2.4.1. Design for evolution

When starting a new community effort, it's difficult to know what form it will take. Volunteers are not employees; they can only be influenced, never ordered. Some may take passionately to the proposed project; others may only be able to give some of their time.
Be ready for that. Concentrate on simple lists that encourage accountability. Know who's doing what. Maintain a flexibility of structure, so that if someone to have an idea that takes your effort in a completely different direction, you don't have to change all your rules. Only have as much "governance" as you need at the time, never more.
Also: volunteers leave. It's a fact of life. Make it easy to hand off tasks to newcomers, and work to generate newcomers, so that your old-timers don't feel obliged to continue doing work that they no longer have the time or inclination to do.

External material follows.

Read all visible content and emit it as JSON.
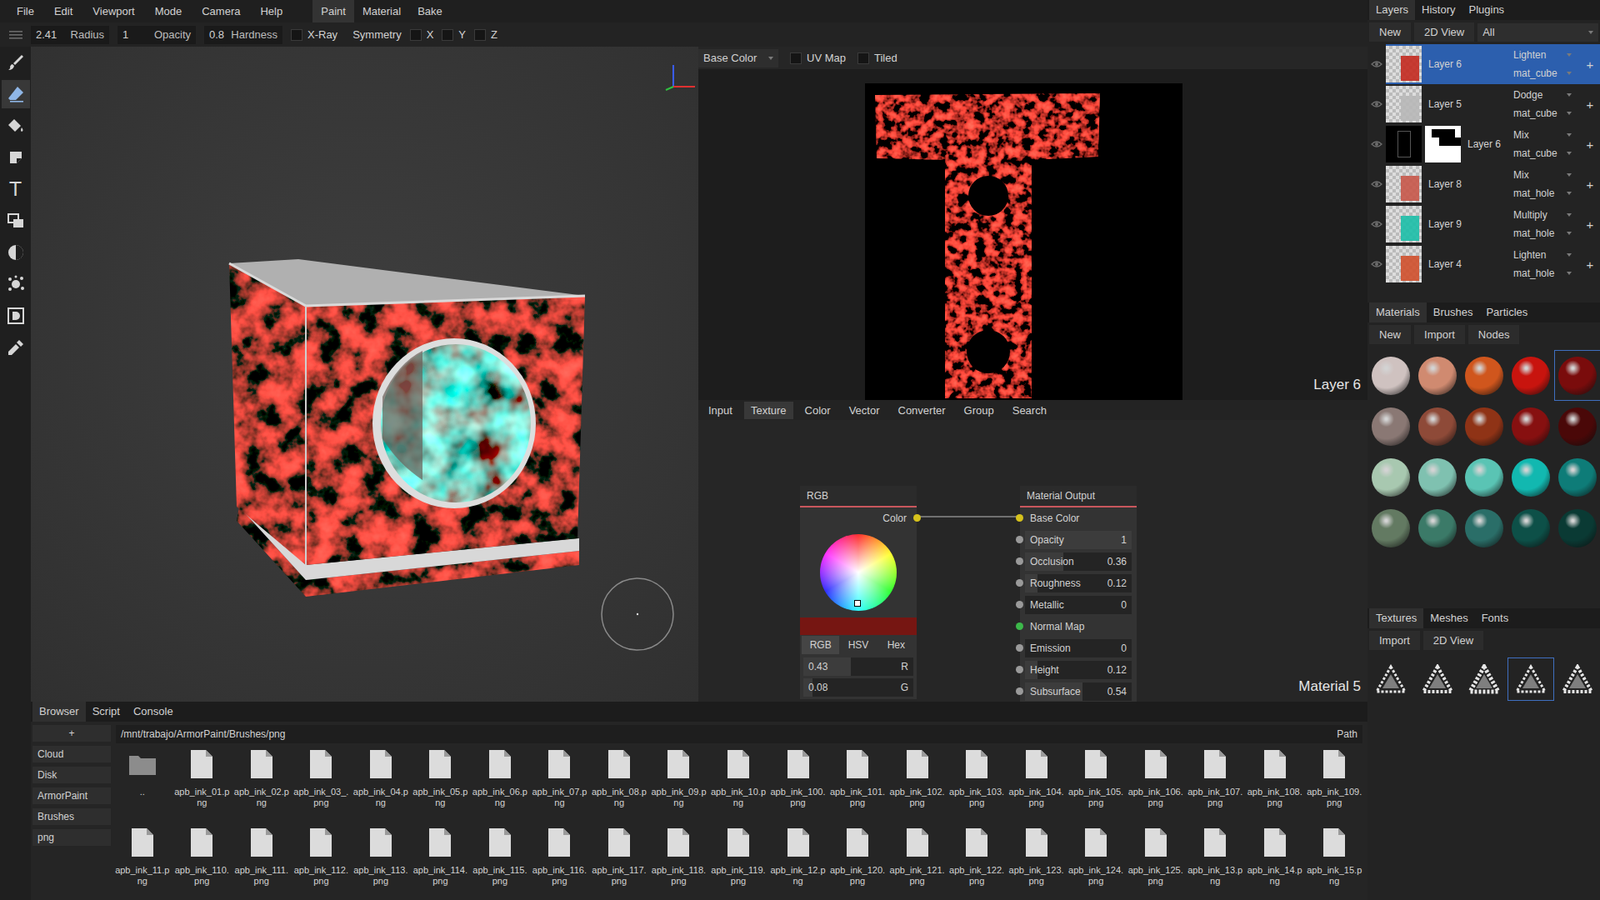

At, there are a number of working groups. Some of them are active; some of them are not. Creating a new working group is deliberately kept simple; identify a "leader" in charge of moving things forward, and claim a wiki page, and you're all set. Working groups are evaluated periodically by the entire group, and if it's generally agreed that no progress is being made -- often because the leader doesn't have the time required -- the working group either finds a new leader, or is disbanded. Simple process, until more complex process is needed.